◆ Work request: The whole listing, please: repeat it exactly, with the pictures left out.

◆ Record set:
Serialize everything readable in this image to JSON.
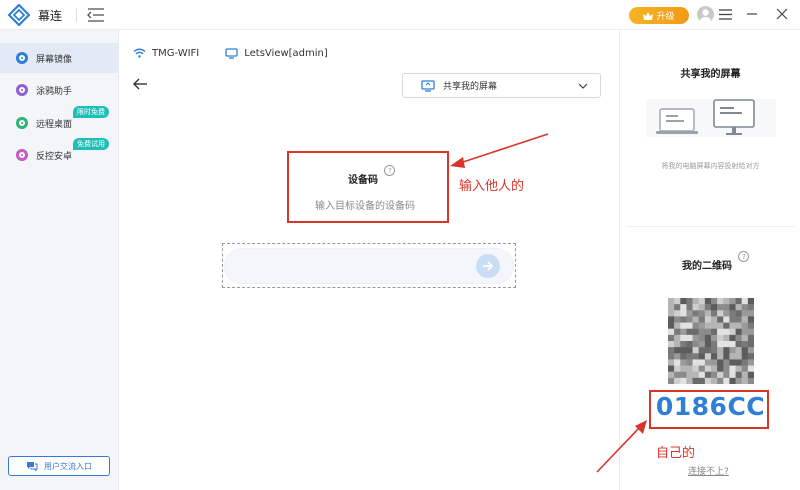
{
  "titlebar": {
    "app_name": "幕连",
    "upgrade_label": "升级"
  },
  "sidebar": {
    "items": [
      {
        "label": "屏幕镜像",
        "icon": "mirror-icon",
        "active": true
      },
      {
        "label": "涂鸦助手",
        "icon": "doodle-icon"
      },
      {
        "label": "远程桌面",
        "icon": "remote-desktop-icon",
        "badge": "限时免费"
      },
      {
        "label": "反控安卓",
        "icon": "android-control-icon",
        "badge": "免费试用"
      }
    ],
    "feedback_label": "用户交流入口"
  },
  "main": {
    "wifi_name": "TMG-WIFI",
    "device_name": "LetsView[admin]",
    "share_select_label": "共享我的屏幕",
    "code_title": "设备码",
    "code_placeholder": "输入目标设备的设备码",
    "annotation": "输入他人的"
  },
  "right_panel": {
    "share_heading": "共享我的屏幕",
    "share_desc": "将我的电脑屏幕内容投射给对方",
    "qr_heading": "我的二维码",
    "my_code": "0186CC",
    "annotation": "自己的",
    "cant_connect": "连接不上?"
  },
  "colors": {
    "accent": "#2f7fd6",
    "annotation_red": "#d8352a",
    "upgrade": "#f19a14",
    "badge": "#1fbfb8"
  }
}
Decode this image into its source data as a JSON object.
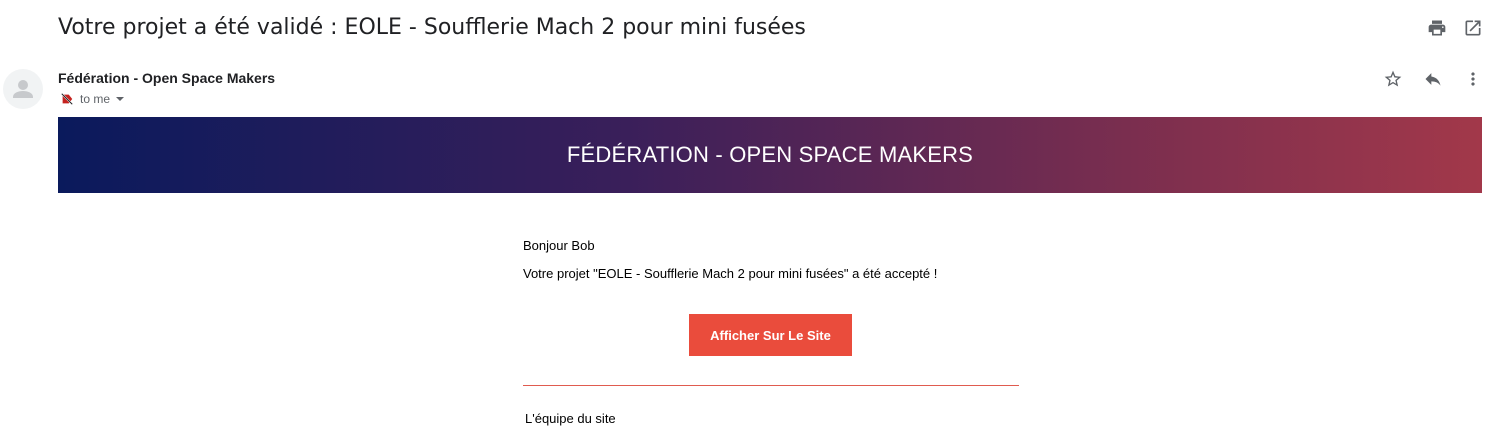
{
  "email": {
    "subject": "Votre projet a été validé : EOLE - Soufflerie Mach 2 pour mini fusées",
    "sender": "Fédération - Open Space Makers",
    "recipient": "to me"
  },
  "icons": {
    "print": "print-icon",
    "open_new_window": "open-in-new-icon",
    "avatar": "person-icon",
    "label": "label-off-icon",
    "chevron": "chevron-down-icon",
    "star": "star-icon",
    "reply": "reply-icon",
    "more": "more-vert-icon"
  },
  "message": {
    "banner_title": "FÉDÉRATION - OPEN SPACE MAKERS",
    "greeting": "Bonjour Bob",
    "body": "Votre projet \"EOLE - Soufflerie Mach 2 pour mini fusées\" a été accepté !",
    "button_label": "Afficher Sur Le Site",
    "signature": "L'équipe du site"
  },
  "colors": {
    "banner_gradient_start": "#0a1a5c",
    "banner_gradient_end": "#a2384a",
    "button": "#ea4c3c",
    "divider": "#e05b4f"
  }
}
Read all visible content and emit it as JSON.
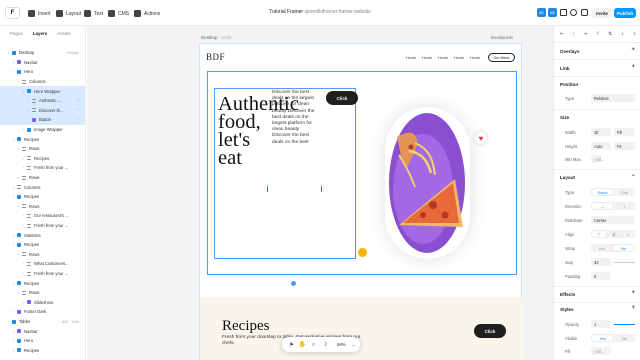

◆ Exercise answer:
Serialize everything readable in this image to JSON.
{
  "titlebar": {
    "app_name": "幕连",
    "upgrade_label": "升级"
  },
  "sidebar": {
    "items": [
      {
        "label": "屏幕镜像",
        "icon": "mirror-icon",
        "active": true
      },
      {
        "label": "涂鸦助手",
        "icon": "doodle-icon"
      },
      {
        "label": "远程桌面",
        "icon": "remote-desktop-icon",
        "badge": "限时免费"
      },
      {
        "label": "反控安卓",
        "icon": "android-control-icon",
        "badge": "免费试用"
      }
    ],
    "feedback_label": "用户交流入口"
  },
  "main": {
    "wifi_name": "TMG-WIFI",
    "device_name": "LetsView[admin]",
    "share_select_label": "共享我的屏幕",
    "code_title": "设备码",
    "code_placeholder": "输入目标设备的设备码",
    "annotation": "输入他人的"
  },
  "right_panel": {
    "share_heading": "共享我的屏幕",
    "share_desc": "将我的电脑屏幕内容投射给对方",
    "qr_heading": "我的二维码",
    "my_code": "0186CC",
    "annotation": "自己的",
    "cant_connect": "连接不上?"
  },
  "colors": {
    "accent": "#2f7fd6",
    "annotation_red": "#d8352a",
    "upgrade": "#f19a14",
    "badge": "#1fbfb8"
  }
}
Decode this image into its source data as a JSON object.
{
  "email": {
    "subject": "Votre projet a été validé : EOLE - Soufflerie Mach 2 pour mini fusées",
    "sender": "Fédération - Open Space Makers",
    "recipient": "to me"
  },
  "icons": {
    "print": "print-icon",
    "open_new_window": "open-in-new-icon",
    "avatar": "person-icon",
    "label": "label-off-icon",
    "chevron": "chevron-down-icon",
    "star": "star-icon",
    "reply": "reply-icon",
    "more": "more-vert-icon"
  },
  "message": {
    "banner_title": "FÉDÉRATION - OPEN SPACE MAKERS",
    "greeting": "Bonjour Bob",
    "body": "Votre projet \"EOLE - Soufflerie Mach 2 pour mini fusées\" a été accepté !",
    "button_label": "Afficher Sur Le Site",
    "signature": "L'équipe du site"
  },
  "colors": {
    "banner_gradient_start": "#0a1a5c",
    "banner_gradient_end": "#a2384a",
    "button": "#ea4c3c",
    "divider": "#e05b4f"
  }
}
Read all visible content and emit it as JSON.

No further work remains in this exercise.